>>>>>

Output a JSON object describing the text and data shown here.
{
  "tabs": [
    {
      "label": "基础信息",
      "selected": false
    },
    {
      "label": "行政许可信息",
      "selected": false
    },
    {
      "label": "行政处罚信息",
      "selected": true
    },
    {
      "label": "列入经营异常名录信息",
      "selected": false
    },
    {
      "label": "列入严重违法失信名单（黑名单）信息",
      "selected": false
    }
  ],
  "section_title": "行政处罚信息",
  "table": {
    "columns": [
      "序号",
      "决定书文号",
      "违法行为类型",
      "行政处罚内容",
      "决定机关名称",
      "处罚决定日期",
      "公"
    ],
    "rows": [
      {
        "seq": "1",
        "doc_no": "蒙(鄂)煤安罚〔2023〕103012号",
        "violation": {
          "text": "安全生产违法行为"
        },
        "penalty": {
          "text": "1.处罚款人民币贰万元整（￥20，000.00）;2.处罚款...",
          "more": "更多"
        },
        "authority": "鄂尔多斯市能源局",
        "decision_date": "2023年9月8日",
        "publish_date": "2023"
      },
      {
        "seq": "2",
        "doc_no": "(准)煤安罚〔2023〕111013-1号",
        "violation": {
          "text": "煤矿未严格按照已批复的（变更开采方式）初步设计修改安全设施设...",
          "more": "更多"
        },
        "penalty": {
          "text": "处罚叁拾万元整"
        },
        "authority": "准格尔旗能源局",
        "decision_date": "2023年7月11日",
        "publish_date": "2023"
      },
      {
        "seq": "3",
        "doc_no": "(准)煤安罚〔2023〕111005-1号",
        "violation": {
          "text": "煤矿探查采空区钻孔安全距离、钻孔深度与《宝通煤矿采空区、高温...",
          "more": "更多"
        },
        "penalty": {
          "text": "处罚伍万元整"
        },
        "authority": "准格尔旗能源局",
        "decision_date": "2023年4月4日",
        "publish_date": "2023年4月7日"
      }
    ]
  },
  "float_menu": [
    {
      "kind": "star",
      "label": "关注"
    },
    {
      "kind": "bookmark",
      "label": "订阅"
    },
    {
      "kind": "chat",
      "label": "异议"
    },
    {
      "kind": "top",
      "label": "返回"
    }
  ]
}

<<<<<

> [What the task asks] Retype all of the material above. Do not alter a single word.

> [Result]
Output a JSON object describing the text and data shown here.
{
  "tabs": [
    {
      "label": "基础信息",
      "selected": false
    },
    {
      "label": "行政许可信息",
      "selected": false
    },
    {
      "label": "行政处罚信息",
      "selected": true
    },
    {
      "label": "列入经营异常名录信息",
      "selected": false
    },
    {
      "label": "列入严重违法失信名单（黑名单）信息",
      "selected": false
    }
  ],
  "section_title": "行政处罚信息",
  "table": {
    "columns": [
      "序号",
      "决定书文号",
      "违法行为类型",
      "行政处罚内容",
      "决定机关名称",
      "处罚决定日期",
      "公"
    ],
    "rows": [
      {
        "seq": "1",
        "doc_no": "蒙(鄂)煤安罚〔2023〕103012号",
        "violation": {
          "text": "安全生产违法行为"
        },
        "penalty": {
          "text": "1.处罚款人民币贰万元整（￥20，000.00）;2.处罚款...",
          "more": "更多"
        },
        "authority": "鄂尔多斯市能源局",
        "decision_date": "2023年9月8日",
        "publish_date": "2023"
      },
      {
        "seq": "2",
        "doc_no": "(准)煤安罚〔2023〕111013-1号",
        "violation": {
          "text": "煤矿未严格按照已批复的（变更开采方式）初步设计修改安全设施设...",
          "more": "更多"
        },
        "penalty": {
          "text": "处罚叁拾万元整"
        },
        "authority": "准格尔旗能源局",
        "decision_date": "2023年7月11日",
        "publish_date": "2023"
      },
      {
        "seq": "3",
        "doc_no": "(准)煤安罚〔2023〕111005-1号",
        "violation": {
          "text": "煤矿探查采空区钻孔安全距离、钻孔深度与《宝通煤矿采空区、高温...",
          "more": "更多"
        },
        "penalty": {
          "text": "处罚伍万元整"
        },
        "authority": "准格尔旗能源局",
        "decision_date": "2023年4月4日",
        "publish_date": "2023年4月7日"
      }
    ]
  },
  "float_menu": [
    {
      "kind": "star",
      "label": "关注"
    },
    {
      "kind": "bookmark",
      "label": "订阅"
    },
    {
      "kind": "chat",
      "label": "异议"
    },
    {
      "kind": "top",
      "label": "返回"
    }
  ]
}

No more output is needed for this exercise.